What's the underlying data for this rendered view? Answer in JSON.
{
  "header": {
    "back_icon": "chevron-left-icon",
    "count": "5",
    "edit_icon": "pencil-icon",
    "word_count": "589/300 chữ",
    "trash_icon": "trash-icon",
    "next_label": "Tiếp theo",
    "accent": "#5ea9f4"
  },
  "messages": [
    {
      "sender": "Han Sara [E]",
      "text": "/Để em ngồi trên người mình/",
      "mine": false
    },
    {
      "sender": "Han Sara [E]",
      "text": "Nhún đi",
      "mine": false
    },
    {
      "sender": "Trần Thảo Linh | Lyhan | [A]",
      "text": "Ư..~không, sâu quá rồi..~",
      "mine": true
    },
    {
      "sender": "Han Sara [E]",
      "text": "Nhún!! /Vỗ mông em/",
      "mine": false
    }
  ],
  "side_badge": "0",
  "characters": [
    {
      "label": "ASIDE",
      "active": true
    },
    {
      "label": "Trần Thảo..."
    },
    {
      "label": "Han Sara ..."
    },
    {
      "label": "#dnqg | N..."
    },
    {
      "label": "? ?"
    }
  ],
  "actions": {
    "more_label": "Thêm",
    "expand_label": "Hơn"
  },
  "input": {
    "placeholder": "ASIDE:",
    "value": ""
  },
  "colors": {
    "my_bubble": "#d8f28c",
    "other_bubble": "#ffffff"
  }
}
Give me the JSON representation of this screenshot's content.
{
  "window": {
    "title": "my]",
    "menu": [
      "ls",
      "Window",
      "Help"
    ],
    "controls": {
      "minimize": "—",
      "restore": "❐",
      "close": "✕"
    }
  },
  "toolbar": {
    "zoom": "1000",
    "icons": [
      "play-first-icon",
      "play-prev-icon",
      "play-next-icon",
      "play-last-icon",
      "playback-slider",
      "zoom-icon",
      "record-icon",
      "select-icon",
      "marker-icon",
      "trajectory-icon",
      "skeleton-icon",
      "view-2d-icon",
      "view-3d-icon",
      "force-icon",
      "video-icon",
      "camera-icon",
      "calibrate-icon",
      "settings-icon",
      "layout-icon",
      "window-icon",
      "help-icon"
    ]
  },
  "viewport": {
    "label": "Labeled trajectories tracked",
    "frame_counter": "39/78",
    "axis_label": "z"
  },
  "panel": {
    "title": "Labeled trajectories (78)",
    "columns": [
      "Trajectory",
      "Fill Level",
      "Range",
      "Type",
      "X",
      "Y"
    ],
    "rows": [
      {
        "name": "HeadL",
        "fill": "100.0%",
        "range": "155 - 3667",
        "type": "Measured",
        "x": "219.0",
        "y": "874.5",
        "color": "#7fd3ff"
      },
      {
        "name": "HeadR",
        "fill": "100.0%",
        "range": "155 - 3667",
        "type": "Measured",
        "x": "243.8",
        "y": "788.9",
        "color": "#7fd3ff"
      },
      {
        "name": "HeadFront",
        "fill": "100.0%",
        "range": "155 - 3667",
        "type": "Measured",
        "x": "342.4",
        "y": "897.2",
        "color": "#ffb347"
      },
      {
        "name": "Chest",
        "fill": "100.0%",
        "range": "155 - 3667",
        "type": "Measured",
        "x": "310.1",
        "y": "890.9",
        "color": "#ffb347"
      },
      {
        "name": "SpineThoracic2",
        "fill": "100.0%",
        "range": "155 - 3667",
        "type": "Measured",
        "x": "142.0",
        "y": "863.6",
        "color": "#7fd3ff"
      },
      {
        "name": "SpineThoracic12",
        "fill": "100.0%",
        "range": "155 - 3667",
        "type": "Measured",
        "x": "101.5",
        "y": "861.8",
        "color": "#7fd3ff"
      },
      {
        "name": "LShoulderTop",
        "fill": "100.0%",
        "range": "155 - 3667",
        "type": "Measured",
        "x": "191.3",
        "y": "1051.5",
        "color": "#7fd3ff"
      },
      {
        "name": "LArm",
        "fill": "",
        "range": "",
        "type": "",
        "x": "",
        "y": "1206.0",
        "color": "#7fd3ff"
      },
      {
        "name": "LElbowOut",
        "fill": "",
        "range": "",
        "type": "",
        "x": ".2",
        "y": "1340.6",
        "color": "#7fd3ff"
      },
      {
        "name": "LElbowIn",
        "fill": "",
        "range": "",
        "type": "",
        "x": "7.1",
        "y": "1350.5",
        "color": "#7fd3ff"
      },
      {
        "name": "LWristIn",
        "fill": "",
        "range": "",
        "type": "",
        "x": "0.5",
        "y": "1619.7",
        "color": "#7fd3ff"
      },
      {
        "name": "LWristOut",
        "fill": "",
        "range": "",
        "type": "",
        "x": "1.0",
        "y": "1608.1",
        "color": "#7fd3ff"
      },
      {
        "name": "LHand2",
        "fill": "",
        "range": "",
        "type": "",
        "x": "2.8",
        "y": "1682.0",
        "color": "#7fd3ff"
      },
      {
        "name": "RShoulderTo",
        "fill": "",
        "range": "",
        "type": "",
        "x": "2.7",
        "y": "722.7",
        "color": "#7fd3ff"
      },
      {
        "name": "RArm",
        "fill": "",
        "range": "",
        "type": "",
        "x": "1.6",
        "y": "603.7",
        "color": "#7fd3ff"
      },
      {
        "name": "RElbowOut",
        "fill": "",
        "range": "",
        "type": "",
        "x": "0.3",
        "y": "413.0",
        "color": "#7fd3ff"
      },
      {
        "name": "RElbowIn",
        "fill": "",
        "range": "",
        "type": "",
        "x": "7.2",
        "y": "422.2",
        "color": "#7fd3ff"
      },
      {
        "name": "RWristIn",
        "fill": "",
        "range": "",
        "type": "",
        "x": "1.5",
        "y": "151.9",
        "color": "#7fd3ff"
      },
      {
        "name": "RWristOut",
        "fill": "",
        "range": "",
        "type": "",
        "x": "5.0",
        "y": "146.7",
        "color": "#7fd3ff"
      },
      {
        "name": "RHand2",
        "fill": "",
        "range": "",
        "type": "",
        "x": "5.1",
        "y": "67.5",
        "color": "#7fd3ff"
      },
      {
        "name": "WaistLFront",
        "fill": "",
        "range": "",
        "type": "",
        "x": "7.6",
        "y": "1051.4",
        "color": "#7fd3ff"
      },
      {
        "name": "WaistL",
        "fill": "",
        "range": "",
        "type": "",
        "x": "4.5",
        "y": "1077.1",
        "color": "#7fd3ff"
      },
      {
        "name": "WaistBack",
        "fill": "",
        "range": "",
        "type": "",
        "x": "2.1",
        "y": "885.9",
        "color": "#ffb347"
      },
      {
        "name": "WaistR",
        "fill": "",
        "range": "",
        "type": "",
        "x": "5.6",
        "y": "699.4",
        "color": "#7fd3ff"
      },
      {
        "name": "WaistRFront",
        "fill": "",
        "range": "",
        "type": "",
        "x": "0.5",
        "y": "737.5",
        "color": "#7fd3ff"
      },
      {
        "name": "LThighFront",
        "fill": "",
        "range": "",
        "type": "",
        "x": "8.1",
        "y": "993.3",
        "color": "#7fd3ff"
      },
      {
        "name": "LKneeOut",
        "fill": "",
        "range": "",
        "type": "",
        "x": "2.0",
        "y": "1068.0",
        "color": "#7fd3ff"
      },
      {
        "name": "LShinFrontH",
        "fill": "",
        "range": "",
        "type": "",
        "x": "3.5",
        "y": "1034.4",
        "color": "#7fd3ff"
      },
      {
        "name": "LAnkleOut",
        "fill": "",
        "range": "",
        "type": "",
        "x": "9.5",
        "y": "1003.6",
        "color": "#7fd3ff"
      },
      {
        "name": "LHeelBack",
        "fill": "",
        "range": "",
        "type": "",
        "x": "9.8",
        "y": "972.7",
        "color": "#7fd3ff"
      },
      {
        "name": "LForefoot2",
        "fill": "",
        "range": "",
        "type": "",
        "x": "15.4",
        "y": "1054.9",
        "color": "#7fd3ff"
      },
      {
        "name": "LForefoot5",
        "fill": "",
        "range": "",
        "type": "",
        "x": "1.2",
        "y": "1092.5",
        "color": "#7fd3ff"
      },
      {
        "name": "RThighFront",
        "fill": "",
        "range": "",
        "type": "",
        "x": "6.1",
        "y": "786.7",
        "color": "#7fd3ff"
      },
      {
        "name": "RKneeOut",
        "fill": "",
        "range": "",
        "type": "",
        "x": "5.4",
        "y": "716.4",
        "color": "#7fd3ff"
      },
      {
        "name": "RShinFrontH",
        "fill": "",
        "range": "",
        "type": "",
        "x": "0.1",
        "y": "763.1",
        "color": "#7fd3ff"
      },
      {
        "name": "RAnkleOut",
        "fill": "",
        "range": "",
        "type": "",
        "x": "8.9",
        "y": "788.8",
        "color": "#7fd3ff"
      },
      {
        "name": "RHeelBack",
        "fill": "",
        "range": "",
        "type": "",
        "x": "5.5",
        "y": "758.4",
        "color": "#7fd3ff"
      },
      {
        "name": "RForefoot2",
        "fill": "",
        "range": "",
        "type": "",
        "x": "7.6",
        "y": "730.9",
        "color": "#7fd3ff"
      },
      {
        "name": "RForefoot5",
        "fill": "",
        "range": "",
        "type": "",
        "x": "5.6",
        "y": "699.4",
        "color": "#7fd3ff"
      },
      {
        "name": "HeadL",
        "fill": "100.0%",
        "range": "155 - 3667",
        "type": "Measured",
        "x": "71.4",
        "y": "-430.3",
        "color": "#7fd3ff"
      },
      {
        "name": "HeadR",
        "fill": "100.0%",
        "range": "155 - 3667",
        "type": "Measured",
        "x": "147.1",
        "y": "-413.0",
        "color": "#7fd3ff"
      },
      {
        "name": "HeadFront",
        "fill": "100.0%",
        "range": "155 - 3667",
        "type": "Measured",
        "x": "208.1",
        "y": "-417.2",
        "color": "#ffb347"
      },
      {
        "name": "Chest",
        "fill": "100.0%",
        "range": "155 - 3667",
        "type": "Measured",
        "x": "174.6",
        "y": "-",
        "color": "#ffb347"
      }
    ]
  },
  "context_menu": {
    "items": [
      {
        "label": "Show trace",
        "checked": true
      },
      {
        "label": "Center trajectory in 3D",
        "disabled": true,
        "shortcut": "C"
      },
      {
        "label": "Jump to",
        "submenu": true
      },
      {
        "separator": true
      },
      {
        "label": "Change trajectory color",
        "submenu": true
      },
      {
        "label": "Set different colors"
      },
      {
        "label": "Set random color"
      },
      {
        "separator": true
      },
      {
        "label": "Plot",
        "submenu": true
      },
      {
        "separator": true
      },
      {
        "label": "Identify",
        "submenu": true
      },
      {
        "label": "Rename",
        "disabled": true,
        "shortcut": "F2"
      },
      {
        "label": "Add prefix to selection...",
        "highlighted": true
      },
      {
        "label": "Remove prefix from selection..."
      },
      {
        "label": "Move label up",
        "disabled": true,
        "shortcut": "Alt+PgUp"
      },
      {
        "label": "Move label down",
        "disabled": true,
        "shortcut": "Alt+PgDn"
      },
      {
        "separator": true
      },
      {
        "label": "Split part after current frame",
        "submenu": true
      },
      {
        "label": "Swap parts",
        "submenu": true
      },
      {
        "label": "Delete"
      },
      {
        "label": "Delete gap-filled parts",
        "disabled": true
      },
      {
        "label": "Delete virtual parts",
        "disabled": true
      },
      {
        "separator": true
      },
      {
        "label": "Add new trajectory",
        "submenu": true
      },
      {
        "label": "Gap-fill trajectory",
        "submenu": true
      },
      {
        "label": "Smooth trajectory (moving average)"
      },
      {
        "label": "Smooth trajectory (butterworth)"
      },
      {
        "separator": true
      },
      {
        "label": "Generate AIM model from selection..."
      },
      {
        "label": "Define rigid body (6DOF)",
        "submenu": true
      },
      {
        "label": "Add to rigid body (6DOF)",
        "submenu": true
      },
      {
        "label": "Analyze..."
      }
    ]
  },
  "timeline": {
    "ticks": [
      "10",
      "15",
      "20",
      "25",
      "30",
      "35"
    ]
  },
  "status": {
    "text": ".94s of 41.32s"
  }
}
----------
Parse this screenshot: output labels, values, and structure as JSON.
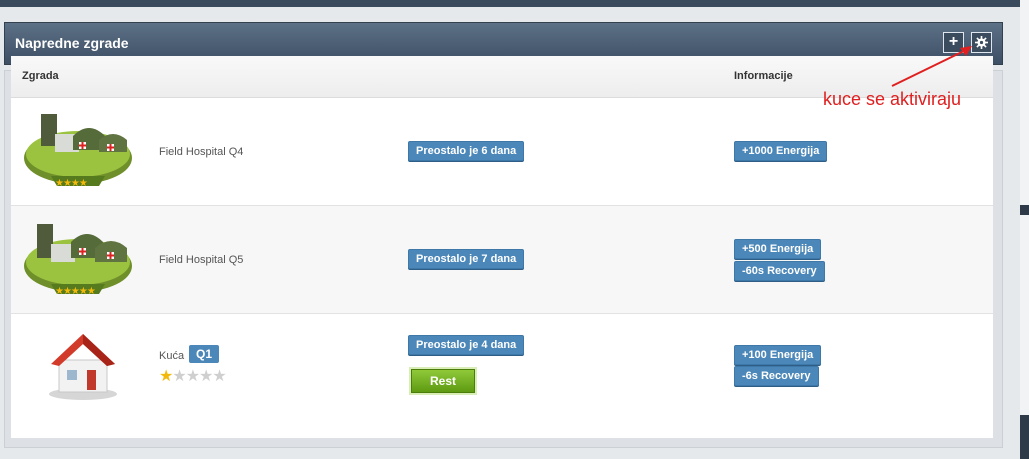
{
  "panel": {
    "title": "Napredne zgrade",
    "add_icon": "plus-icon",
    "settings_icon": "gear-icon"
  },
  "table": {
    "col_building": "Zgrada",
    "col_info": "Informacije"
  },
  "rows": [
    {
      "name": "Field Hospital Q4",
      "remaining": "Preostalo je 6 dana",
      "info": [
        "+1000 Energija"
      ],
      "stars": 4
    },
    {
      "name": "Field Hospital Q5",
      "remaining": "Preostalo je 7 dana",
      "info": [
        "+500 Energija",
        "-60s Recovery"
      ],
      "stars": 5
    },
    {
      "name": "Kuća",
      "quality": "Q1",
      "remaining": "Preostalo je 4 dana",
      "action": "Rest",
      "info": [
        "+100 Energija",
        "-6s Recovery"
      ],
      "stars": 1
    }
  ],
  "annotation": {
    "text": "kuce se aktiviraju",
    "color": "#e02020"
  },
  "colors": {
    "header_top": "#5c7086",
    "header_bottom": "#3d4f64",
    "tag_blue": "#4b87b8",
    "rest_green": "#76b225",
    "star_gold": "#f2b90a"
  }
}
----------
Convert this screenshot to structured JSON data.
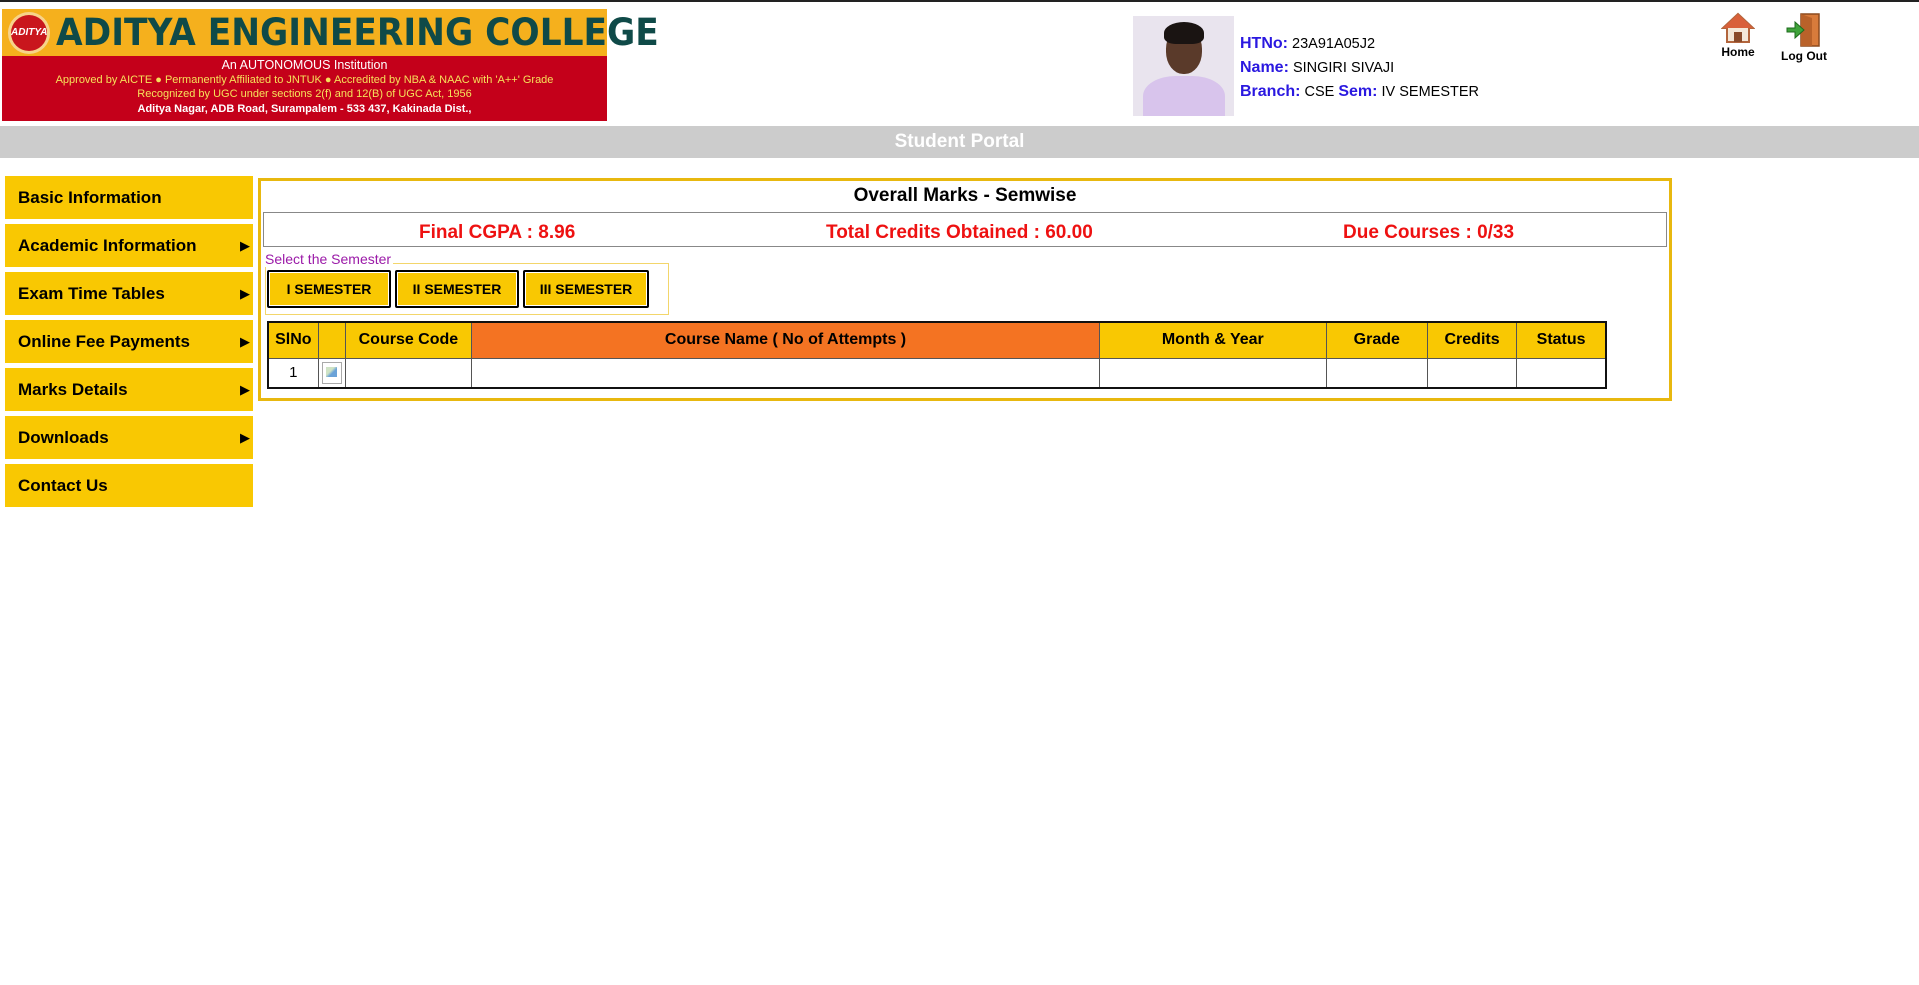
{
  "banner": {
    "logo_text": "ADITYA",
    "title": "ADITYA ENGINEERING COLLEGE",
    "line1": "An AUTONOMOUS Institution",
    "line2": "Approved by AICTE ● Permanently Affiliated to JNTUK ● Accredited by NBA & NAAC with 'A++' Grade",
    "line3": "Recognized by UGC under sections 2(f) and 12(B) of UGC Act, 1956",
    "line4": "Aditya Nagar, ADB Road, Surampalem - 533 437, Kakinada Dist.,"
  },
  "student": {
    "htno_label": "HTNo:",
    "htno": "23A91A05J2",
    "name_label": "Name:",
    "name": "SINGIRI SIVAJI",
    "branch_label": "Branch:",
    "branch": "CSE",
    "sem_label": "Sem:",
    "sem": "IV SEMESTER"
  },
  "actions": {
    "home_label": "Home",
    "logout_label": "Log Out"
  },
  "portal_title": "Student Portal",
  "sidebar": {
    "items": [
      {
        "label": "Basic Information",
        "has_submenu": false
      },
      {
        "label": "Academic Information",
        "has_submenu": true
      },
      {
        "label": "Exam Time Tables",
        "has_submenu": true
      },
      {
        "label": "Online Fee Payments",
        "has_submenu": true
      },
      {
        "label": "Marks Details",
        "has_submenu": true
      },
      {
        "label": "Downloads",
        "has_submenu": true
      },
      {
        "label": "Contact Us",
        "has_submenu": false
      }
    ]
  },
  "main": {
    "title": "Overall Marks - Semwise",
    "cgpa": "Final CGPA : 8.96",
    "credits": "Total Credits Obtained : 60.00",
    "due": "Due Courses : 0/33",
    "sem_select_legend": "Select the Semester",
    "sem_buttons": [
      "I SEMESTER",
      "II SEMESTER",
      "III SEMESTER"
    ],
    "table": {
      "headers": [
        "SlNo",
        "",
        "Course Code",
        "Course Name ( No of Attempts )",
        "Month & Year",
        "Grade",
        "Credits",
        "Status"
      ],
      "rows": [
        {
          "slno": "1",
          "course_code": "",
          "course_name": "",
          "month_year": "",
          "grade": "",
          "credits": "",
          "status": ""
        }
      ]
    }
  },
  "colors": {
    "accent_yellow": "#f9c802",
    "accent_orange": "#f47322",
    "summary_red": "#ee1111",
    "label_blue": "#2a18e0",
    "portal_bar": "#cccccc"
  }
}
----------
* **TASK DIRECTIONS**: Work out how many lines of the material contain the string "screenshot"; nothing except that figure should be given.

* **SOLUTION BELOW**: 3